A bit worried, I called Christy, the State Farm rep in charge of assessing my totaled car, and told her about the Toyota Financial call. She assured me that she had sent a check to them on Tuesday and they should be getting the paperwork ASAP. “I’m not going to tell you not to make a payment,” she said, “But…” I said I wouldn’t stress out about it and just trust that it would all come together. “OK,” she said, “I’ll talk to you later.” After we hung up, I thought, I really hope I don’t talk to you later, because I really don’t want to have another totaled car assessed any time soon.

About half an hour later, Christy called back to tell me that she had called Toyota Financial to straighten everything out. They had the check from State Farm, they had the paperwork, the car was officially not mine, and I didn’t have to worry about making a payment.

“You rock!” I said.

She laughed and said, “OK, well, take care.
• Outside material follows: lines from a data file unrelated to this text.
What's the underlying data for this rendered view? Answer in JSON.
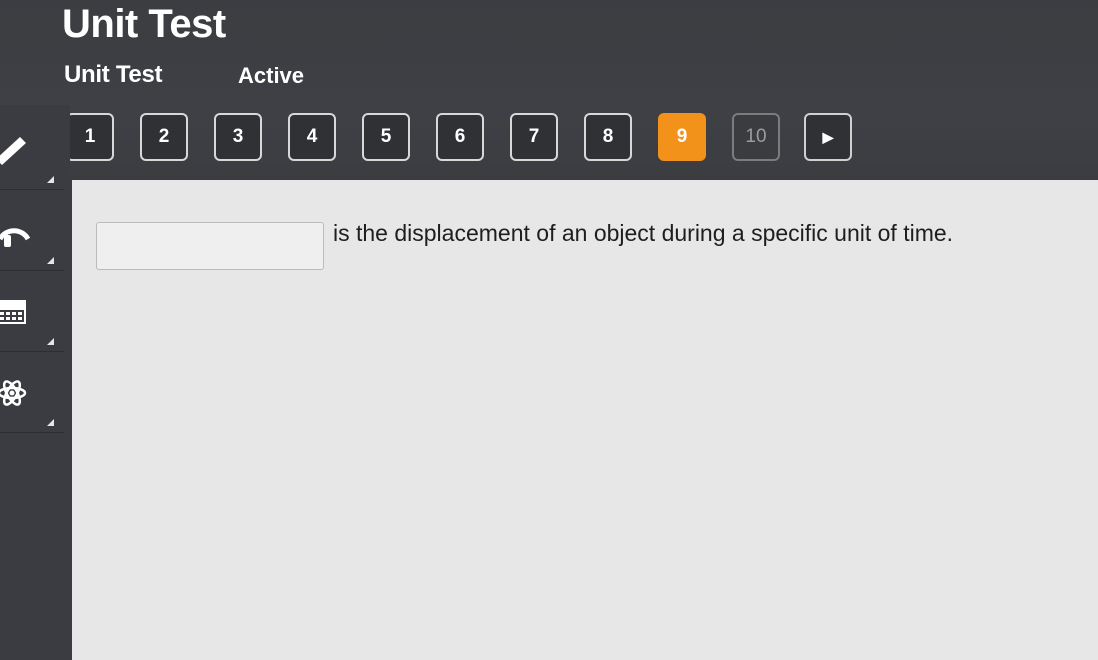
{
  "header": {
    "title": "Unit Test",
    "subtitle": "Unit Test",
    "status": "Active"
  },
  "question_nav": {
    "items": [
      "1",
      "2",
      "3",
      "4",
      "5",
      "6",
      "7",
      "8",
      "9",
      "10"
    ],
    "current": "9",
    "next_label": "▶"
  },
  "sidebar": {
    "tools": [
      "pencil-icon",
      "headphones-icon",
      "calculator-icon",
      "atom-icon"
    ]
  },
  "question": {
    "text": "is the displacement of an object during a specific unit of time.",
    "answer_value": ""
  },
  "colors": {
    "accent": "#f2921a",
    "background": "#3a3c41",
    "content": "#e6e7e6"
  }
}
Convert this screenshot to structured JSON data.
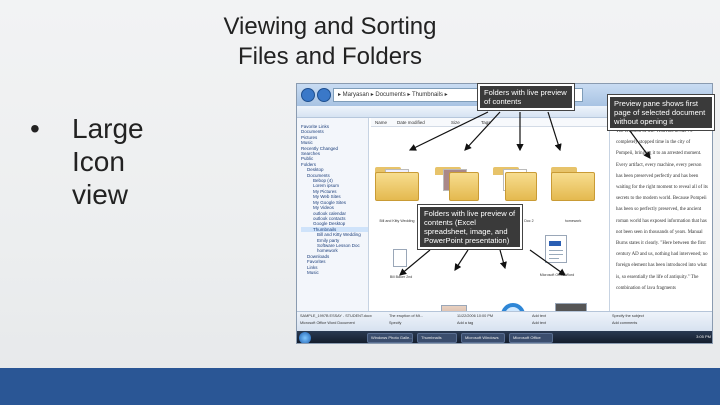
{
  "slide": {
    "title_line1": "Viewing and Sorting",
    "title_line2": "Files and Folders",
    "bullet_symbol": "•",
    "bullet_text": "Large Icon view"
  },
  "explorer": {
    "address": "▸ Maryasan ▸ Documents ▸ Thumbnails ▸",
    "columns": [
      "Name",
      "Date modified",
      "Size",
      "Tags"
    ],
    "nav_items": [
      {
        "label": "Favorite Links",
        "level": 0
      },
      {
        "label": "Documents",
        "level": 0
      },
      {
        "label": "Pictures",
        "level": 0
      },
      {
        "label": "Music",
        "level": 0
      },
      {
        "label": "Recently Changed",
        "level": 0
      },
      {
        "label": "Searches",
        "level": 0
      },
      {
        "label": "Public",
        "level": 0
      },
      {
        "label": "Folders",
        "level": 0
      },
      {
        "label": "Desktop",
        "level": 1
      },
      {
        "label": "Documents",
        "level": 1
      },
      {
        "label": "Bebop (4)",
        "level": 2
      },
      {
        "label": "Lorem ipsum",
        "level": 2
      },
      {
        "label": "My Pictures",
        "level": 2
      },
      {
        "label": "My Web Sites",
        "level": 2
      },
      {
        "label": "My Google Sites",
        "level": 2
      },
      {
        "label": "My Videos",
        "level": 2
      },
      {
        "label": "outlook calendar",
        "level": 2
      },
      {
        "label": "outlook contacts",
        "level": 2
      },
      {
        "label": "Google Desktop",
        "level": 2
      },
      {
        "label": "Thumbnails",
        "level": 2
      },
      {
        "label": "Bill and Kitty Wedding",
        "level": 3
      },
      {
        "label": "Emily party",
        "level": 3
      },
      {
        "label": "Software Lesson Doc",
        "level": 3
      },
      {
        "label": "homework",
        "level": 3
      },
      {
        "label": "Downloads",
        "level": 1
      },
      {
        "label": "Favorites",
        "level": 1
      },
      {
        "label": "Links",
        "level": 1
      },
      {
        "label": "Music",
        "level": 1
      }
    ],
    "folders": [
      "Bill and Kitty Wedding",
      "Emily party",
      "Software Lesson Doc 2",
      "homework"
    ],
    "files": [
      "Bill Bauer 2nd",
      "Microsoft Office Word",
      "Bike",
      "Spreadsheet Bill",
      "Internet",
      "Using_File_Tutor_ifr_file_C"
    ],
    "preview_text": "The eruption of Mt. Vesuvius in AD 79 completely stopped time in the city of Pompeii, bringing it to an arrested moment. Every artifact, every machine, every person has been preserved perfectly and has been waiting for the right moment to reveal all of its secrets to the modern world. Because Pompeii has been so perfectly preserved, the ancient roman world has exposed information that has not been seen in thousands of years. Manual Burns states it clearly. \"Here between the first century AD and us, nothing had intervened; no foreign element has been introduced into what is, so essentially the life of antiquity.\" The combination of lava fragments",
    "details": {
      "file_name": "SAMPLE_1997B ESSAY - STUDENT.docx",
      "file_type": "Microsoft Office Word Document",
      "title": "The eruption of Mt...",
      "authors": "Specify",
      "tags": "Add a tag",
      "date_modified": "11/22/2006 10:00 PM",
      "size": "26.4 KB",
      "pages": "Add a tag",
      "category": "Add a category",
      "status": "Add text",
      "content_type": "Add text",
      "pages_count": "14",
      "subject": "Specify the subject",
      "comments": "Add comments",
      "status_word_count": "16,0"
    },
    "taskbar": {
      "tasks": [
        "Windows Photo Galle...",
        "Thumbnails",
        "Microsoft Windows",
        "Microsoft Office"
      ],
      "clock": "3:05 PM"
    }
  },
  "callouts": {
    "folders_live_preview": "Folders with live preview of contents",
    "preview_pane": "Preview pane shows first page of selected document without opening it",
    "files_live_preview": "Folders with live preview of contents (Excel spreadsheet, image, and PowerPoint presentation)"
  },
  "colors": {
    "bottom_bar": "#2a5695",
    "callout_bg": "#3a3a3a",
    "folder": "#e4b94f"
  }
}
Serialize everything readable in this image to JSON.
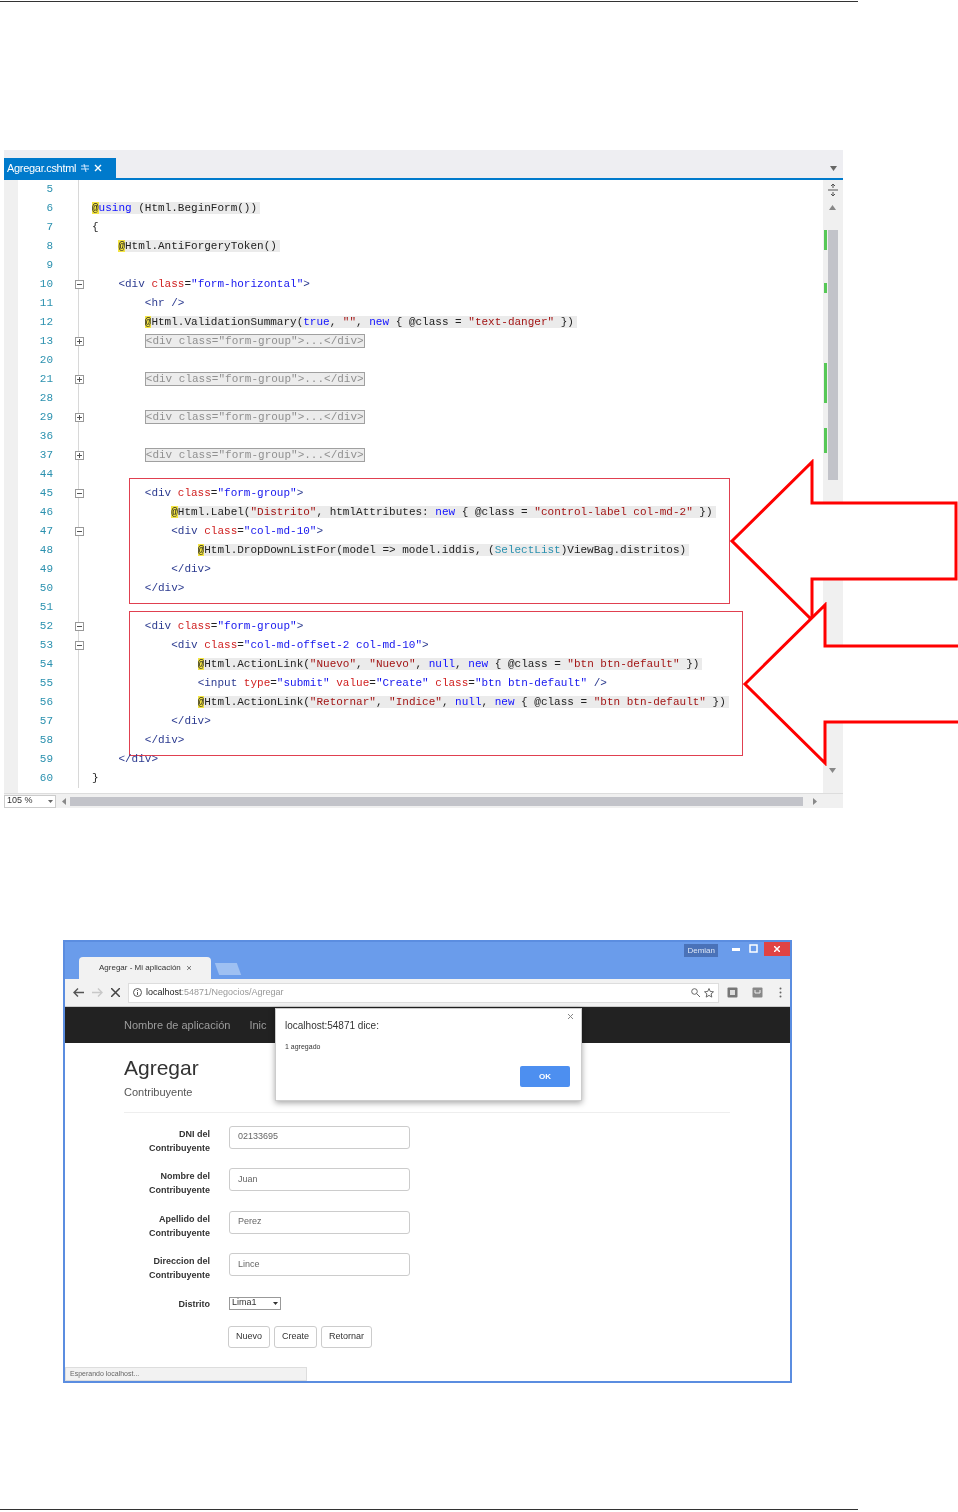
{
  "editor": {
    "tab_title": "Agregar.cshtml",
    "code_blocks": [
      {
        "lines": [
          {
            "number": "5"
          },
          {
            "number": "6",
            "razor": true,
            "tokens": [
              {
                "kind": "at",
                "text": "@"
              },
              {
                "kind": "keyword",
                "text": "using"
              },
              {
                "kind": "plain",
                "text": " (Html.BeginForm())"
              }
            ]
          },
          {
            "number": "7",
            "tokens": [
              {
                "kind": "plain",
                "text": "{"
              }
            ]
          },
          {
            "number": "8",
            "razor": true,
            "tokens": [
              {
                "kind": "at",
                "text": "    @"
              },
              {
                "kind": "plain",
                "text": "Html.AntiForgeryToken()"
              }
            ]
          },
          {
            "number": "9"
          },
          {
            "number": "10",
            "expanded": true,
            "tokens": [
              {
                "kind": "tag",
                "text": "    <div"
              },
              {
                "kind": "attr",
                "text": " class"
              },
              {
                "kind": "plain",
                "text": "="
              },
              {
                "kind": "value",
                "text": "\"form-horizontal\""
              },
              {
                "kind": "tag",
                "text": ">"
              }
            ]
          },
          {
            "number": "11",
            "tokens": [
              {
                "kind": "tag",
                "text": "        <hr />"
              }
            ]
          },
          {
            "number": "12",
            "razor": true,
            "tokens": [
              {
                "kind": "at",
                "text": "        @"
              },
              {
                "kind": "plain",
                "text": "Html.ValidationSummary("
              },
              {
                "kind": "keyword",
                "text": "true"
              },
              {
                "kind": "plain",
                "text": ", "
              },
              {
                "kind": "string",
                "text": "\"\""
              },
              {
                "kind": "plain",
                "text": ", "
              },
              {
                "kind": "keyword",
                "text": "new"
              },
              {
                "kind": "plain",
                "text": " { @class = "
              },
              {
                "kind": "string",
                "text": "\"text-danger\""
              },
              {
                "kind": "plain",
                "text": " })"
              }
            ]
          },
          {
            "number": "13",
            "expanded": false,
            "tokens": [
              {
                "kind": "collapsed",
                "text": "        <div class=\"form-group\">...</div>"
              }
            ]
          },
          {
            "number": "20"
          },
          {
            "number": "21",
            "expanded": false,
            "tokens": [
              {
                "kind": "collapsed",
                "text": "        <div class=\"form-group\">...</div>"
              }
            ]
          },
          {
            "number": "28"
          },
          {
            "number": "29",
            "expanded": false,
            "tokens": [
              {
                "kind": "collapsed",
                "text": "        <div class=\"form-group\">...</div>"
              }
            ]
          },
          {
            "number": "36"
          },
          {
            "number": "37",
            "expanded": false,
            "tokens": [
              {
                "kind": "collapsed",
                "text": "        <div class=\"form-group\">...</div>"
              }
            ]
          },
          {
            "number": "44"
          }
        ]
      },
      {
        "boxed": true,
        "lines": [
          {
            "number": "45",
            "expanded": true,
            "tokens": [
              {
                "kind": "tag",
                "text": "        <div"
              },
              {
                "kind": "attr",
                "text": " class"
              },
              {
                "kind": "plain",
                "text": "="
              },
              {
                "kind": "value",
                "text": "\"form-group\""
              },
              {
                "kind": "tag",
                "text": ">"
              }
            ]
          },
          {
            "number": "46",
            "razor": true,
            "tokens": [
              {
                "kind": "at",
                "text": "            @"
              },
              {
                "kind": "plain",
                "text": "Html.Label("
              },
              {
                "kind": "string",
                "text": "\"Distrito\""
              },
              {
                "kind": "plain",
                "text": ", htmlAttributes: "
              },
              {
                "kind": "keyword",
                "text": "new"
              },
              {
                "kind": "plain",
                "text": " { @class = "
              },
              {
                "kind": "string",
                "text": "\"control-label col-md-2\""
              },
              {
                "kind": "plain",
                "text": " })"
              }
            ]
          },
          {
            "number": "47",
            "expanded": true,
            "tokens": [
              {
                "kind": "tag",
                "text": "            <div"
              },
              {
                "kind": "attr",
                "text": " class"
              },
              {
                "kind": "plain",
                "text": "="
              },
              {
                "kind": "value",
                "text": "\"col-md-10\""
              },
              {
                "kind": "tag",
                "text": ">"
              }
            ]
          },
          {
            "number": "48",
            "razor": true,
            "tokens": [
              {
                "kind": "at",
                "text": "                @"
              },
              {
                "kind": "plain",
                "text": "Html.DropDownListFor(model => model.iddis, ("
              },
              {
                "kind": "type",
                "text": "SelectList"
              },
              {
                "kind": "plain",
                "text": ")ViewBag.distritos)"
              }
            ]
          },
          {
            "number": "49",
            "tokens": [
              {
                "kind": "tag",
                "text": "            </div>"
              }
            ]
          },
          {
            "number": "50",
            "tokens": [
              {
                "kind": "tag",
                "text": "        </div>"
              }
            ]
          }
        ]
      },
      {
        "lines": [
          {
            "number": "51"
          }
        ]
      },
      {
        "boxed": true,
        "lines": [
          {
            "number": "52",
            "expanded": true,
            "tokens": [
              {
                "kind": "tag",
                "text": "        <div"
              },
              {
                "kind": "attr",
                "text": " class"
              },
              {
                "kind": "plain",
                "text": "="
              },
              {
                "kind": "value",
                "text": "\"form-group\""
              },
              {
                "kind": "tag",
                "text": ">"
              }
            ]
          },
          {
            "number": "53",
            "expanded": true,
            "tokens": [
              {
                "kind": "tag",
                "text": "            <div"
              },
              {
                "kind": "attr",
                "text": " class"
              },
              {
                "kind": "plain",
                "text": "="
              },
              {
                "kind": "value",
                "text": "\"col-md-offset-2 col-md-10\""
              },
              {
                "kind": "tag",
                "text": ">"
              }
            ]
          },
          {
            "number": "54",
            "razor": true,
            "tokens": [
              {
                "kind": "at",
                "text": "                @"
              },
              {
                "kind": "plain",
                "text": "Html.ActionLink("
              },
              {
                "kind": "string",
                "text": "\"Nuevo\""
              },
              {
                "kind": "plain",
                "text": ", "
              },
              {
                "kind": "string",
                "text": "\"Nuevo\""
              },
              {
                "kind": "plain",
                "text": ", "
              },
              {
                "kind": "keyword",
                "text": "null"
              },
              {
                "kind": "plain",
                "text": ", "
              },
              {
                "kind": "keyword",
                "text": "new"
              },
              {
                "kind": "plain",
                "text": " { @class = "
              },
              {
                "kind": "string",
                "text": "\"btn btn-default\""
              },
              {
                "kind": "plain",
                "text": " })"
              }
            ]
          },
          {
            "number": "55",
            "tokens": [
              {
                "kind": "tag",
                "text": "                <input"
              },
              {
                "kind": "attr",
                "text": " type"
              },
              {
                "kind": "plain",
                "text": "="
              },
              {
                "kind": "value",
                "text": "\"submit\""
              },
              {
                "kind": "attr",
                "text": " value"
              },
              {
                "kind": "plain",
                "text": "="
              },
              {
                "kind": "value",
                "text": "\"Create\""
              },
              {
                "kind": "attr",
                "text": " class"
              },
              {
                "kind": "plain",
                "text": "="
              },
              {
                "kind": "value",
                "text": "\"btn btn-default\""
              },
              {
                "kind": "tag",
                "text": " />"
              }
            ]
          },
          {
            "number": "56",
            "razor": true,
            "tokens": [
              {
                "kind": "at",
                "text": "                @"
              },
              {
                "kind": "plain",
                "text": "Html.ActionLink("
              },
              {
                "kind": "string",
                "text": "\"Retornar\""
              },
              {
                "kind": "plain",
                "text": ", "
              },
              {
                "kind": "string",
                "text": "\"Indice\""
              },
              {
                "kind": "plain",
                "text": ", "
              },
              {
                "kind": "keyword",
                "text": "null"
              },
              {
                "kind": "plain",
                "text": ", "
              },
              {
                "kind": "keyword",
                "text": "new"
              },
              {
                "kind": "plain",
                "text": " { @class = "
              },
              {
                "kind": "string",
                "text": "\"btn btn-default\""
              },
              {
                "kind": "plain",
                "text": " })"
              }
            ]
          },
          {
            "number": "57",
            "tokens": [
              {
                "kind": "tag",
                "text": "            </div>"
              }
            ]
          },
          {
            "number": "58",
            "tokens": [
              {
                "kind": "tag",
                "text": "        </div>"
              }
            ]
          }
        ]
      },
      {
        "lines": [
          {
            "number": "59",
            "tokens": [
              {
                "kind": "tag",
                "text": "    </div>"
              }
            ]
          },
          {
            "number": "60",
            "tokens": [
              {
                "kind": "plain",
                "text": "}"
              }
            ]
          }
        ]
      }
    ],
    "zoom": "105 %"
  },
  "browser": {
    "tab_title": "Agregar - Mi aplicación",
    "user": "Demian",
    "url_host": "localhost",
    "url_path": ":54871/Negocios/Agregar",
    "navbar": {
      "brand": "Nombre de aplicación",
      "link": "Inic"
    },
    "page": {
      "title": "Agregar",
      "subtitle": "Contribuyente",
      "fields": [
        {
          "kind": "text",
          "label": "DNI del Contribuyente",
          "value": "02133695"
        },
        {
          "kind": "text",
          "label": "Nombre del Contribuyente",
          "value": "Juan"
        },
        {
          "kind": "text",
          "label": "Apellido del Contribuyente",
          "value": "Perez"
        },
        {
          "kind": "text",
          "label": "Direccion del Contribuyente",
          "value": "Lince"
        },
        {
          "kind": "select",
          "label": "Distrito",
          "value": "Lima1"
        }
      ],
      "buttons": [
        "Nuevo",
        "Create",
        "Retornar"
      ]
    },
    "dialog": {
      "title": "localhost:54871 dice:",
      "message": "1 agregado",
      "button": "OK"
    },
    "status": "Esperando localhost..."
  }
}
I’ll talk to you later.” There was a brief pause. “I don’t know why I keep saying that. I really hope I don’t have to talk to you later.”

“I was thinking the same thing,” I told her. “You’re just being nice.”

“I’m just a polite person,” she said. “But you’re had a decision reached on this, so…I’m breaking up with you now.”

I started cracking up and came close to telling her, “I love you!” Instead, I just thanked her and told her to have a great day.

I’m so happy I’m with State Farm.

 

Graturday 6

I had a bad day yesterday, starting with a stomachache that woke me up in the middle of the night and ending with a migraine later in the day. I avoided being online as much as possible, so I’m late with this week’s post of gratitude. But here goes…

1. I’m grateful to have a physician who listens to me, is patient (ha!) with me, is stern with me when I need it, and is willing to look at all kinds of solutions to my health issues.

2. I’m grateful that my migraines, as bad as they are, aren’t as bad as they could be. I have friends who experience migraines much worse than mine, so even though it’s difficult to be thankful when it feels like there’s an ice pick going through my eye to my brain, in the end, I’m relieved.

3. I’m grateful for Google Maps. It was raining the other day when I got off work, and I really didn’t want to drive on K-10 in the rain again (especially after sundown), so I went on Google Maps and found an alternate, non-highway route. It took longer to get home, but it was a nicer drive overall. I can remember the days before online maps, but it’s hard to imagine going back to that now.

If You’re Ever in San Francisco…

I just got an email from the nice folks at Caffe Capriccio, a coffee shop in the North Beach neighborhood in San Francisco that Berkie and I hung out at on our trip to the Bay Area a few years ago. I liked Caffe Capriccio a lot, and they have a new website (nicely designed!) where you can order food online, which is very cool. If you’re ever in North Beach, I highly recommend the coffee shop. (And if you need a place to stay, the San Remo Hotel is glorious.)

And now I find myself missing San Francisco terribly, wishing I could drop everything and head back west. *sigh*